* Problem to work on: Set down the entries once more, exactly as they are written.

(Web page and app entries)
===============

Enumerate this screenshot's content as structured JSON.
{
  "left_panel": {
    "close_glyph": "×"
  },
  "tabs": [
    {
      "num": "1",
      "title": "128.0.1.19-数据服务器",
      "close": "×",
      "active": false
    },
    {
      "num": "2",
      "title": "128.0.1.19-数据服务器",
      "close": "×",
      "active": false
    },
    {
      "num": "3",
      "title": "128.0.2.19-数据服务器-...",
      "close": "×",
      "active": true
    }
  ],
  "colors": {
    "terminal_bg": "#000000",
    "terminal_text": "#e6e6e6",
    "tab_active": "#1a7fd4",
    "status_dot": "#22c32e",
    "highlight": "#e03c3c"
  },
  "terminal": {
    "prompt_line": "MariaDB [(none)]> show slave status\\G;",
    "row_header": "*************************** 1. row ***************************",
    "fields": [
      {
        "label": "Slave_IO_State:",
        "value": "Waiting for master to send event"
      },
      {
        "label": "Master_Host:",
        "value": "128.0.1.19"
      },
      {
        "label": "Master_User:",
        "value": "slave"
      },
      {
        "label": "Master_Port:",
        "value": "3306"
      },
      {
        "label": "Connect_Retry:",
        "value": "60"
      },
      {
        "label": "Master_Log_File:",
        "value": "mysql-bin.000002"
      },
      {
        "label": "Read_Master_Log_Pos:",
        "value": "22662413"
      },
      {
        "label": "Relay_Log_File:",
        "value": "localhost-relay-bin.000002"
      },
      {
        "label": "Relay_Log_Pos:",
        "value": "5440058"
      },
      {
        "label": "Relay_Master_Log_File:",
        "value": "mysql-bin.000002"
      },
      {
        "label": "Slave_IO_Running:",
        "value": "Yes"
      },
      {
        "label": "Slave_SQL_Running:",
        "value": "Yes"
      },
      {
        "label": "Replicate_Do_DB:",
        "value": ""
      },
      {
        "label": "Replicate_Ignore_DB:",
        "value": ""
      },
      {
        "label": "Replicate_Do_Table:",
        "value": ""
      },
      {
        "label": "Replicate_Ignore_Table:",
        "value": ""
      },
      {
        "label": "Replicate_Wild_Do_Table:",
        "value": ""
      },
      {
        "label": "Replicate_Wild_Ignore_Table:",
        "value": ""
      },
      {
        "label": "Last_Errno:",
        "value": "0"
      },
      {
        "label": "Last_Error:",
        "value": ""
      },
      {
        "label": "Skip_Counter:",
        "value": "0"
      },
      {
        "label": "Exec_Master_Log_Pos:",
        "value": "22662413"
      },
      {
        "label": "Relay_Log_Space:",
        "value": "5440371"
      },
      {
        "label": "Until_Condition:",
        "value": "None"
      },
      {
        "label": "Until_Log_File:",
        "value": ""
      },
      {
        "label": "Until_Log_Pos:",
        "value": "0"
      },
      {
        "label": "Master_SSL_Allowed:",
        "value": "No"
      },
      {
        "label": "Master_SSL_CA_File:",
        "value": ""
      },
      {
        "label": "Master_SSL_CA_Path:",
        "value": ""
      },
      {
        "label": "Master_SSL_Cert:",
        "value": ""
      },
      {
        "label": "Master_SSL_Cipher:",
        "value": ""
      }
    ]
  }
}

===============

* Result of this task:
Enumerate this screenshot's content as structured JSON.
{
  "left_panel": {
    "close_glyph": "×"
  },
  "tabs": [
    {
      "num": "1",
      "title": "128.0.1.19-数据服务器",
      "close": "×",
      "active": false
    },
    {
      "num": "2",
      "title": "128.0.1.19-数据服务器",
      "close": "×",
      "active": false
    },
    {
      "num": "3",
      "title": "128.0.2.19-数据服务器-...",
      "close": "×",
      "active": true
    }
  ],
  "colors": {
    "terminal_bg": "#000000",
    "terminal_text": "#e6e6e6",
    "tab_active": "#1a7fd4",
    "status_dot": "#22c32e",
    "highlight": "#e03c3c"
  },
  "terminal": {
    "prompt_line": "MariaDB [(none)]> show slave status\\G;",
    "row_header": "*************************** 1. row ***************************",
    "fields": [
      {
        "label": "Slave_IO_State:",
        "value": "Waiting for master to send event"
      },
      {
        "label": "Master_Host:",
        "value": "128.0.1.19"
      },
      {
        "label": "Master_User:",
        "value": "slave"
      },
      {
        "label": "Master_Port:",
        "value": "3306"
      },
      {
        "label": "Connect_Retry:",
        "value": "60"
      },
      {
        "label": "Master_Log_File:",
        "value": "mysql-bin.000002"
      },
      {
        "label": "Read_Master_Log_Pos:",
        "value": "22662413"
      },
      {
        "label": "Relay_Log_File:",
        "value": "localhost-relay-bin.000002"
      },
      {
        "label": "Relay_Log_Pos:",
        "value": "5440058"
      },
      {
        "label": "Relay_Master_Log_File:",
        "value": "mysql-bin.000002"
      },
      {
        "label": "Slave_IO_Running:",
        "value": "Yes"
      },
      {
        "label": "Slave_SQL_Running:",
        "value": "Yes"
      },
      {
        "label": "Replicate_Do_DB:",
        "value": ""
      },
      {
        "label": "Replicate_Ignore_DB:",
        "value": ""
      },
      {
        "label": "Replicate_Do_Table:",
        "value": ""
      },
      {
        "label": "Replicate_Ignore_Table:",
        "value": ""
      },
      {
        "label": "Replicate_Wild_Do_Table:",
        "value": ""
      },
      {
        "label": "Replicate_Wild_Ignore_Table:",
        "value": ""
      },
      {
        "label": "Last_Errno:",
        "value": "0"
      },
      {
        "label": "Last_Error:",
        "value": ""
      },
      {
        "label": "Skip_Counter:",
        "value": "0"
      },
      {
        "label": "Exec_Master_Log_Pos:",
        "value": "22662413"
      },
      {
        "label": "Relay_Log_Space:",
        "value": "5440371"
      },
      {
        "label": "Until_Condition:",
        "value": "None"
      },
      {
        "label": "Until_Log_File:",
        "value": ""
      },
      {
        "label": "Until_Log_Pos:",
        "value": "0"
      },
      {
        "label": "Master_SSL_Allowed:",
        "value": "No"
      },
      {
        "label": "Master_SSL_CA_File:",
        "value": ""
      },
      {
        "label": "Master_SSL_CA_Path:",
        "value": ""
      },
      {
        "label": "Master_SSL_Cert:",
        "value": ""
      },
      {
        "label": "Master_SSL_Cipher:",
        "value": ""
      }
    ]
  }
}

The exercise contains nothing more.